WASHINGTON – President Barack Obama’s historic endorsement of same-sex marriage on Wednesday marked a rare moment of risk-taking on the most divisive civil-rights issue in the United States, changing the dynamics of his race for re-election.
Mr Obama’s decision to declare his personal belief that same-sex couples should be allowed to marry thrilled his supporters at a time when he needs enthusiastic backing and campaign cash from his base.
But it stoked outrage among critics who presumptive Republican Party nominee Mitt Romney is counting on to help him unseat the incumbent in November.
It also threatened to erode Mr Obama’s standing in politically competitive states, including North Carolina – which voted on Tuesday to ban gay marriage – as well as Florida, Ohio and Virginia, which have all passed amendments defining marriage as between one man and one woman.
The timing of Mr Obama’s statement was hardly ideal for his campaign, coming almost immediately on the heels of his official campaign kick-off last Saturday.
It was prompted largely by an impromptu declaration by Vice-President Joe Biden in a television interview the next day that he was “absolutely comfortable” with gay marriage. Also, two Cabinet members have affirmed support for gay marriage.
However, Mr Obama’s decision to tell ABC News that he had decided “it is important to go ahead and affirm that I think same-sex couples should be able to get married” does not change the outlook for legalising gay marriage nationally.
That would take the elimination of a federal law that prohibits the government from recognising same-sex spouses, as well as nullification of constitutional amendments in 38 states that do not recognise such unions.

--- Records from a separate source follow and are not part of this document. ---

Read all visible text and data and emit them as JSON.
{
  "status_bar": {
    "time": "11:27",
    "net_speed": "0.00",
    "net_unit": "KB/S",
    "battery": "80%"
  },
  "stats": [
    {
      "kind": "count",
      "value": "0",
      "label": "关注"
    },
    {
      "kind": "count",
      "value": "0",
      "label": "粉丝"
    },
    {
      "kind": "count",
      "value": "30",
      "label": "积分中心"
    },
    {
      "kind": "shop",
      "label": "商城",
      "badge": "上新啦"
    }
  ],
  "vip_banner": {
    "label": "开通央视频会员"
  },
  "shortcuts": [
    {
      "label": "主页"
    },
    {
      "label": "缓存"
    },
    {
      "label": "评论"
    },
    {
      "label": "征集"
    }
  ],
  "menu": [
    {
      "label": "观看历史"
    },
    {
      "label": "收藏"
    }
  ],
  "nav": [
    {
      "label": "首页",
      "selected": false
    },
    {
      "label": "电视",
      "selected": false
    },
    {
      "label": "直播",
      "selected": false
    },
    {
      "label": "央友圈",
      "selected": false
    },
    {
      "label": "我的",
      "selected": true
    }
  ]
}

“I don’t think it’s a milestone in the actual obtaining of gay rights – it’s a symbolic milestone,” said Mr George Edwards III, a specialist in the American presidency at Texas A&M University in College Station. “But sometimes, symbolism is what people are looking for in politics.”
The President’s embrace of gay marriage is not as momentous as when President Lyndon Johnson pushed through passage of the Civil Rights Act in 1964. But it is a noticeable departure from the play-it-safe mode most incumbents adopt only six months from Election Day.
Polls suggest the issue could drive key voting constituencies. Among registered independent voters, 57 per cent approve of gay marriage, according to a Gallup poll completed last weekend.
Among Democrats, approval is at 65 per cent, while 22 per cent of Republicans approve of it.
In total, 50 per cent of Americans now support gay marriage and 48 per cent oppose it. That is an increase from only 40-per-cent approval four years ago.
Mr Romney stands to benefit with older people, because opposition to gay marriage tends to increase by age.
Only 30 per cent of 18- to-29-year-olds were opposed to gay marriage, compared with 56 per cent of those over the age of 65, according to a survey last month by Pew Research Center.